By Tim Slee
Imprint: HarperCollins – AU
Author Tim Slee was the winner of the inaugural Banjo book prize, with his novel Taking Tom Murray Home. The Banjo prize, given by HarperCollins, is a quest to find Australia’s next great story teller and having read Taking Tom Murray Home I have to agree that Tim Slee is a great story teller.
The story is of a country farming family and the aftermath of the death of the husband/father. Tom Murray was a dairy farmer, struggling like many farmers, and he decides that rather than let the bank have his farm he’ll sell off the stock and burn the house down. Unfortunately it goes tragically wrong and he dies in the fire. His widow Dawn feels that she doesn’t want his death to be in vain and decides to hold a funeral procession, taking him home to Melbourne where he was born.

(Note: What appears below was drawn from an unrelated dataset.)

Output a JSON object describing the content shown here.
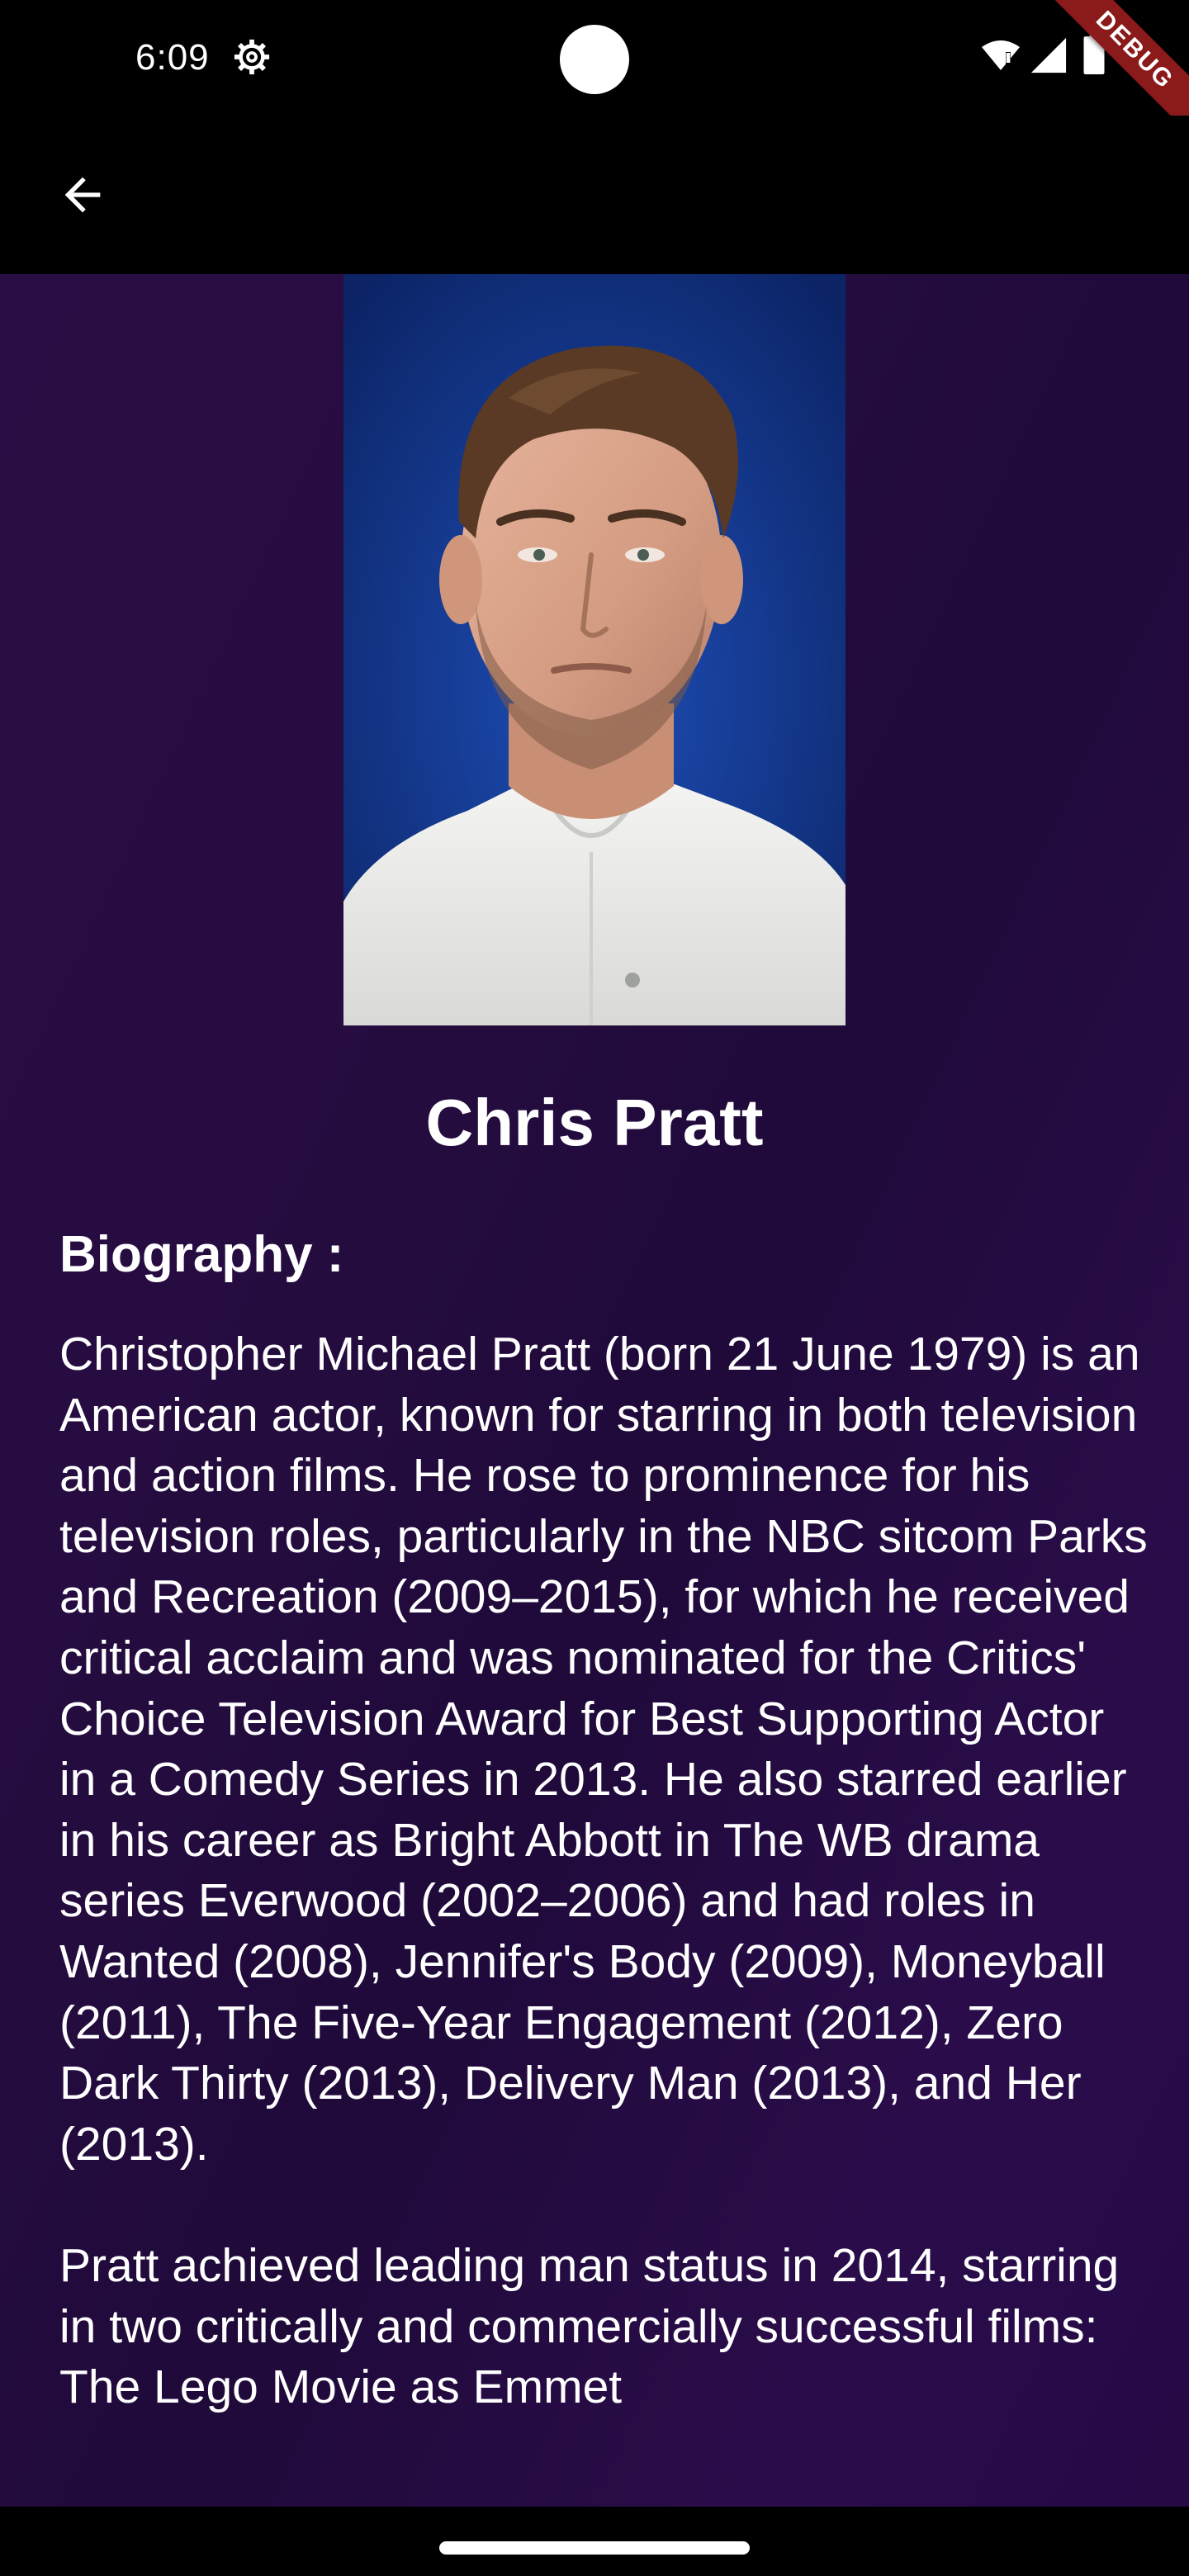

But the procession uses a horse and cart so it takes several days to take Tom Murray home from Yardley in country Victoria to Melbourne (covering some 350 kilometres). Just before the procession leaves the local bank is burned to the ground and as they approach Melbourne there are more fires which causes all sorts of issues for the procession including civil unrest as the police try to track down the arsonist.
The story is told through the eyes of one of Tom’s children, thirteen year old Jack. Jack and his twin sister Jenny both suffer from a genetic disorder which mean they can’t feel pain or cry. Dawn, Tom’s wife and the twin’s mother, is a determined woman and its clear as the story goes on she is becoming her own self as she becomes stronger and deals with all the issues that she has to face because of the situation her late husband has left behind and her own decision to bring his death and the issues of farmers to the attention of the Australian public with the help of the press.
This story made me smile at times and it also made me cry especially for Jack and Jenny and the difficulties they will have in life because of their condition and the horror of losing their father. It’s a story of how we all deal differently with grief, how community rallies round when people go through difficult times and how often it’s those you didn’t expect to support you who turn out to be the ones you can rely on.
So Taking Tom Murray Home is the story of a unique road trip, we Australians love our road trips so many will identify with this aspect of the story and as we love the underdog we’ll want Dawn and the twins to have a happy ending and for Tom to rest in peace.
Thanks to the Beauty and Lace Book Club and HarperCollins for the opportunity to read this novel. I’m glad to hear that Tim Slee has a few more manuscripts on the go and look forward to reading them when they are published.
A selection of our Beauty and Lace Members have been reading Taking Tom Murray Home by Tim Slee. You can read their reviews in the comments section below, and if you have read the book we would love to hear what you thought!
I was brought up on the classics in the UK but now I’m a Pozzie (British by Birth, Australian by choice) I’m enjoying discovering Australian works, we have some terrific storytellers. I’ve been a member of a local book club for a decade or so and that has also widened my choice of reading. I agree wholeheartedly with Stephen King: “Books are a uniquely portable magic”